§ PROMPT: From the listing below, copy each line where "length" occurs.

§ THE DATA:
· · ·

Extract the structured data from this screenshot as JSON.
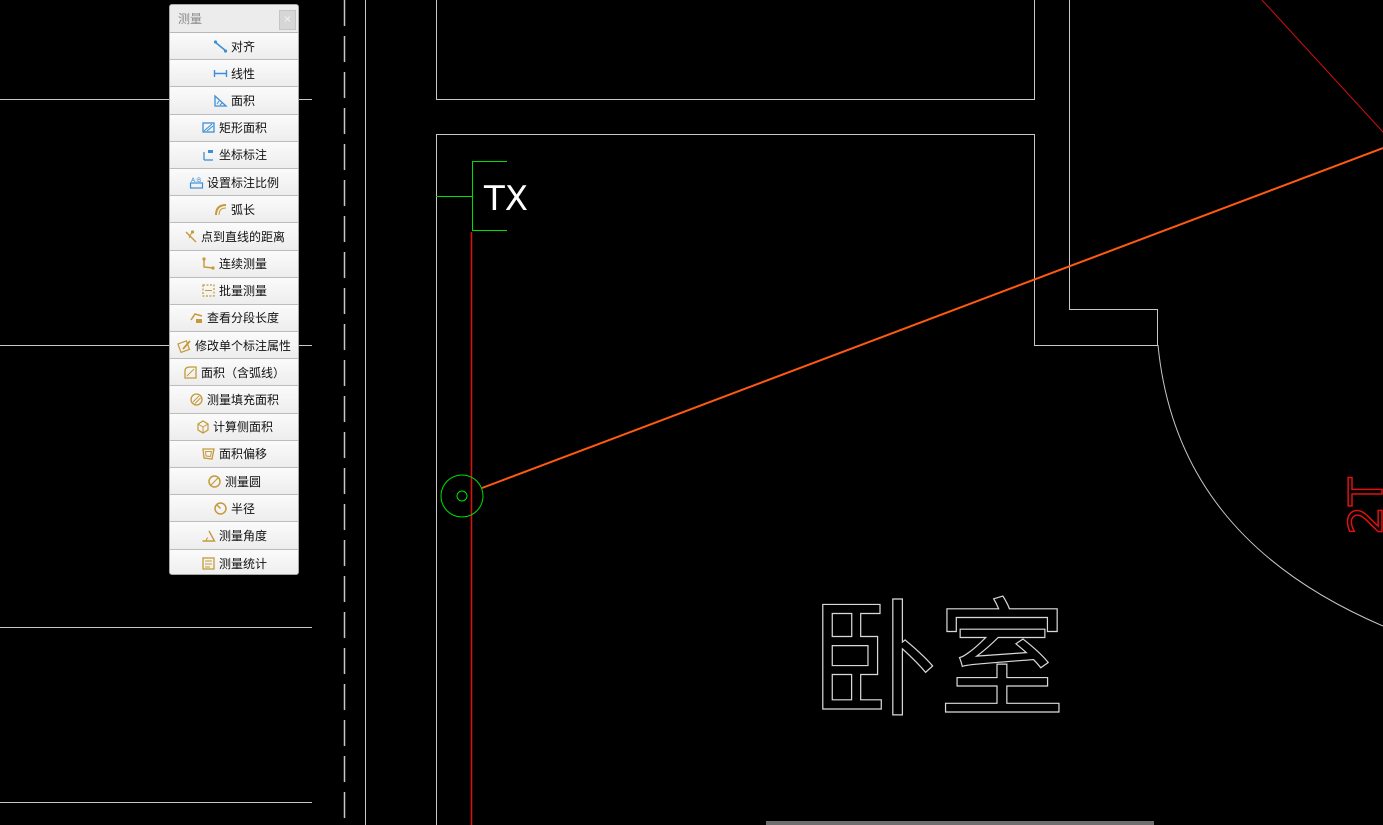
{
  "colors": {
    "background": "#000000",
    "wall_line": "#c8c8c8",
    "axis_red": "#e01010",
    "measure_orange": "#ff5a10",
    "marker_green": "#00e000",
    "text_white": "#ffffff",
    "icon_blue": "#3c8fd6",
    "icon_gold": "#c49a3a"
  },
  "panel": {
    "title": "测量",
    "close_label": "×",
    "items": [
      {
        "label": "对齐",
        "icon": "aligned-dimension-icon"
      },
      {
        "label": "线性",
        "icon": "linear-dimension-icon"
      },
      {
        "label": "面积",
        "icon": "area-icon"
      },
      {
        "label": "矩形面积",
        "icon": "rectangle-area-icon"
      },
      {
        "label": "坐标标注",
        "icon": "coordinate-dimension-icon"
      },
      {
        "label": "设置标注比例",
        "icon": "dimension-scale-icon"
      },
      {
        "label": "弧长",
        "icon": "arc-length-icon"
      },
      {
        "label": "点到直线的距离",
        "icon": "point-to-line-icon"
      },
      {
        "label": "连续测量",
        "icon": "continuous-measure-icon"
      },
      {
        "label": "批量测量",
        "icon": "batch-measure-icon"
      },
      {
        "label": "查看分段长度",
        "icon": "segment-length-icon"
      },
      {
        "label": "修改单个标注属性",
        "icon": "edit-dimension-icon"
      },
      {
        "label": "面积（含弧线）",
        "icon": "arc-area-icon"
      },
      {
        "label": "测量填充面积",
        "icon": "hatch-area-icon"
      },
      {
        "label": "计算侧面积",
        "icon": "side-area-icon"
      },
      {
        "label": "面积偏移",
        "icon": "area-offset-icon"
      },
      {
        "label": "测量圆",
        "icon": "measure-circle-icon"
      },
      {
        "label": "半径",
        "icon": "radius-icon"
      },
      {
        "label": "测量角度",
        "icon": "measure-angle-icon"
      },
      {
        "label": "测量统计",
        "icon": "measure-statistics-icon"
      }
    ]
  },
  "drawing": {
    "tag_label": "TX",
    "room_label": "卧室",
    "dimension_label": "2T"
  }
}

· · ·

§ EXPECTED ANSWER:
        "icon": "arc-length-icon"
        "icon": "segment-length-icon"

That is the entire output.